In 2015, Cochin International Airport in India's southern state of Kerala opened a major solar plant and became the first airport in the world to run completely on solar power. The airport's managing director, V.J. Kurian, explained that it was decided to shift to renewable energy as it was cheaper.
According to the International Energy Agency, the average worldwide cost of solar power in 2015 was one-third of the average cost in 2010. The fact that cost of renewable energy has declined to a level that can rival that of fossil fuels pushed China and India to ratify the Paris Agreement at an early stage.
In Japan, however, construction costs including the cost of installing solar panels are higher than in other countries, and the cost of renewable energy generation is about double that in Germany or China.
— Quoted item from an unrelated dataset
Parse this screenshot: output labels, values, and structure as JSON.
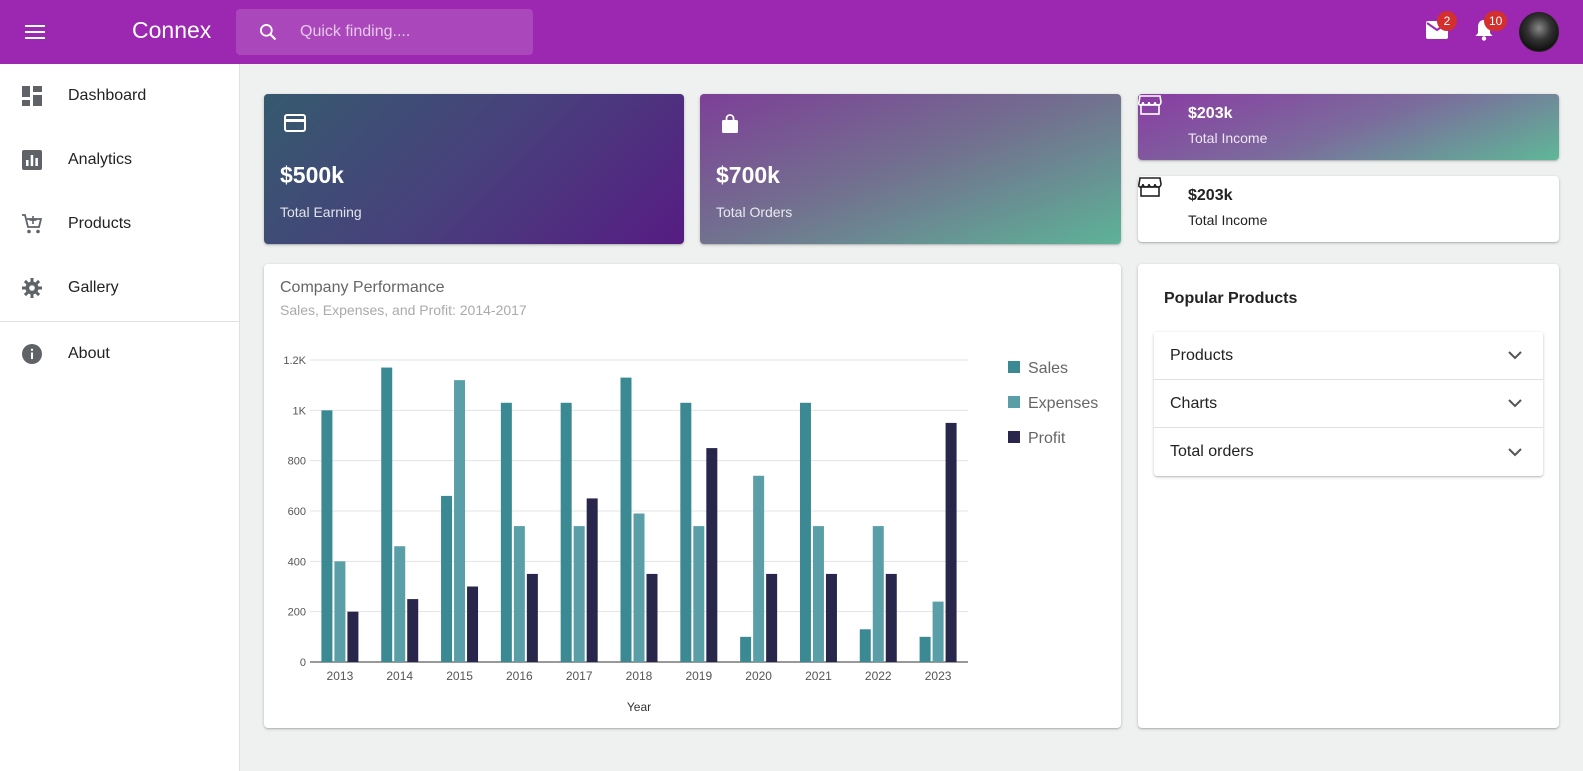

Under the nation's basic energy plan, it is envisaged that renewable energy (including hydropower) will account for 22 to 24 percent of Japan's energy mix by fiscal 2030. As of fiscal 2014, however, the rate stood at just 12.2 percent. Under the Paris Agreement it is necessary to revise targets upward every five years, and renewable energy holds the key in doing so.
Teruyuki Ono, executive director of the Tokyo-based Renewable Energy Institute, calls for Japan to make an effort.
"We should set higher targets and implement them by setting higher goals for the introduction of natural energy and thoroughly implementing energy conservation measures," he said.